- **Task to carry out**:
Pictures stay out of the copy, and everything else in the data below is repeated exactly.

- **Given data**:
-- Opening Marker --
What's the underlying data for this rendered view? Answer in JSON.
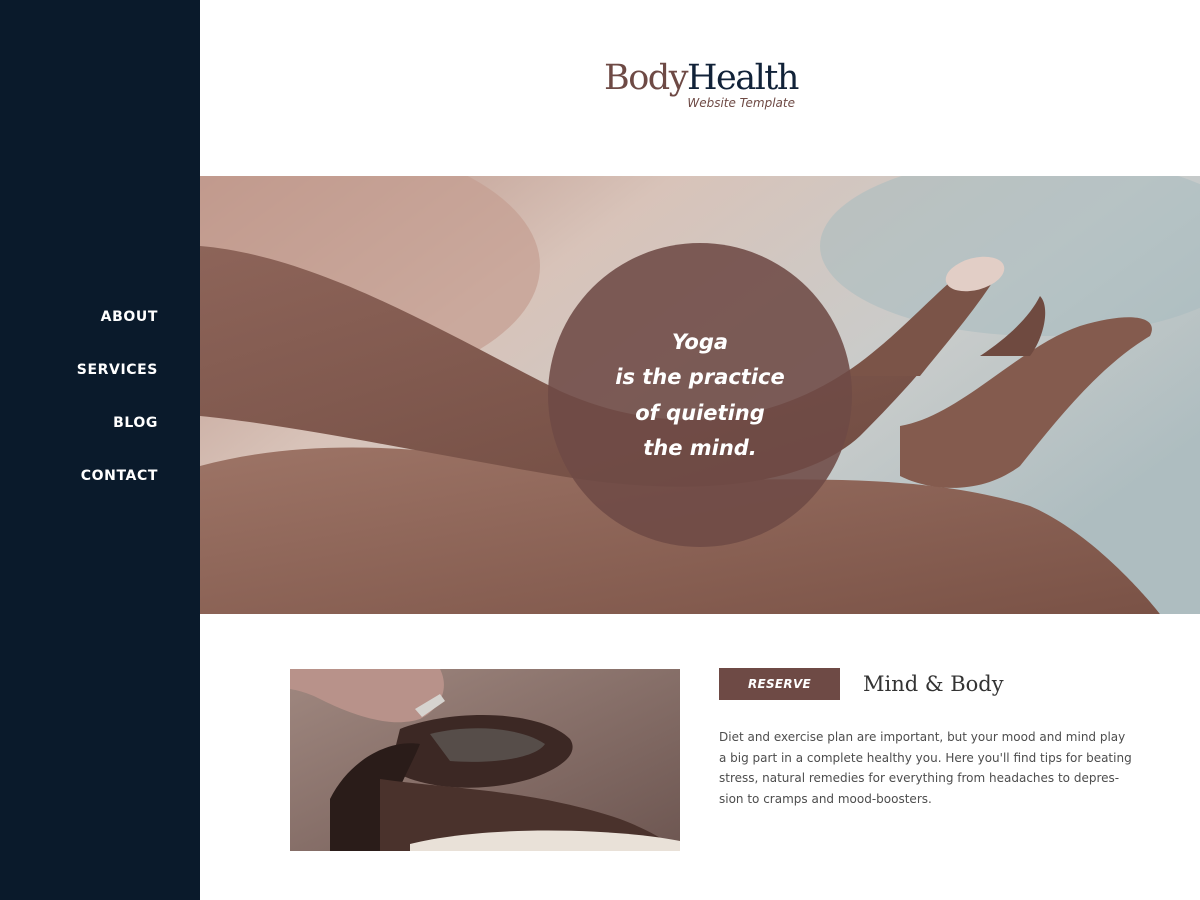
{
  "nav": {
    "items": [
      {
        "label": "ABOUT"
      },
      {
        "label": "SERVICES"
      },
      {
        "label": "BLOG"
      },
      {
        "label": "CONTACT"
      }
    ]
  },
  "logo": {
    "part1": "Body",
    "part2": "Health",
    "tagline": "Website Template"
  },
  "hero": {
    "quote_lines": [
      "Yoga",
      "is the practice",
      "of quieting",
      "the mind."
    ]
  },
  "feature": {
    "button_label": "RESERVE",
    "title": "Mind & Body",
    "body_lines": [
      "Diet and exercise plan are important, but your mood and mind play",
      "a big part in a complete healthy you. Here you'll find tips for beating",
      "stress, natural remedies for everything from headaches to depres-",
      "sion to cramps and mood-boosters."
    ]
  },
  "colors": {
    "sidebar": "#0a1a2b",
    "accent": "#6e4a45",
    "logo_dark": "#112238"
  }
}
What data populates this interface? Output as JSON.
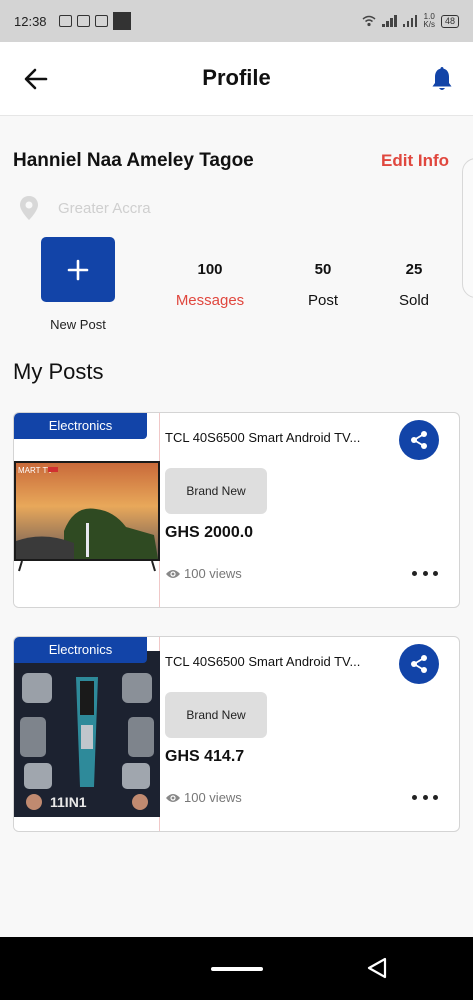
{
  "status_bar": {
    "time": "12:38",
    "speed_value": "1.0",
    "speed_unit": "K/s",
    "battery": "48"
  },
  "header": {
    "title": "Profile",
    "back_icon": "arrow-left-icon",
    "notification_icon": "bell-icon"
  },
  "profile": {
    "name": "Hanniel Naa Ameley Tagoe",
    "edit_label": "Edit Info",
    "location": "Greater Accra",
    "new_post_label": "New Post"
  },
  "stats": [
    {
      "value": "100",
      "label": "Messages"
    },
    {
      "value": "50",
      "label": "Post"
    },
    {
      "value": "25",
      "label": "Sold"
    }
  ],
  "section": {
    "title": "My Posts"
  },
  "posts": [
    {
      "category": "Electronics",
      "title": "TCL 40S6500 Smart Android TV...",
      "condition": "Brand New",
      "price": "GHS 2000.0",
      "views": "100 views",
      "image_text": "MART TV"
    },
    {
      "category": "Electronics",
      "title": "TCL 40S6500 Smart Android TV...",
      "condition": "Brand New",
      "price": "GHS 414.7",
      "views": "100 views",
      "image_text": "11IN1"
    }
  ],
  "colors": {
    "primary": "#1244a8",
    "accent_red": "#e0473e"
  }
}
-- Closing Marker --
- **Written response**:
What's the underlying data for this rendered view? Answer in JSON.
{
  "nav": {
    "items": [
      {
        "label": "ABOUT"
      },
      {
        "label": "SERVICES"
      },
      {
        "label": "BLOG"
      },
      {
        "label": "CONTACT"
      }
    ]
  },
  "logo": {
    "part1": "Body",
    "part2": "Health",
    "tagline": "Website Template"
  },
  "hero": {
    "quote_lines": [
      "Yoga",
      "is the practice",
      "of quieting",
      "the mind."
    ]
  },
  "feature": {
    "button_label": "RESERVE",
    "title": "Mind & Body",
    "body_lines": [
      "Diet and exercise plan are important, but your mood and mind play",
      "a big part in a complete healthy you. Here you'll find tips for beating",
      "stress, natural remedies for everything from headaches to depres-",
      "sion to cramps and mood-boosters."
    ]
  },
  "colors": {
    "sidebar": "#0a1a2b",
    "accent": "#6e4a45",
    "logo_dark": "#112238"
  }
}
What data populates this interface? Output as JSON.
{
  "status_bar": {
    "time": "12:38",
    "speed_value": "1.0",
    "speed_unit": "K/s",
    "battery": "48"
  },
  "header": {
    "title": "Profile",
    "back_icon": "arrow-left-icon",
    "notification_icon": "bell-icon"
  },
  "profile": {
    "name": "Hanniel Naa Ameley Tagoe",
    "edit_label": "Edit Info",
    "location": "Greater Accra",
    "new_post_label": "New Post"
  },
  "stats": [
    {
      "value": "100",
      "label": "Messages"
    },
    {
      "value": "50",
      "label": "Post"
    },
    {
      "value": "25",
      "label": "Sold"
    }
  ],
  "section": {
    "title": "My Posts"
  },
  "posts": [
    {
      "category": "Electronics",
      "title": "TCL 40S6500 Smart Android TV...",
      "condition": "Brand New",
      "price": "GHS 2000.0",
      "views": "100 views",
      "image_text": "MART TV"
    },
    {
      "category": "Electronics",
      "title": "TCL 40S6500 Smart Android TV...",
      "condition": "Brand New",
      "price": "GHS 414.7",
      "views": "100 views",
      "image_text": "11IN1"
    }
  ],
  "colors": {
    "primary": "#1244a8",
    "accent_red": "#e0473e"
  }
}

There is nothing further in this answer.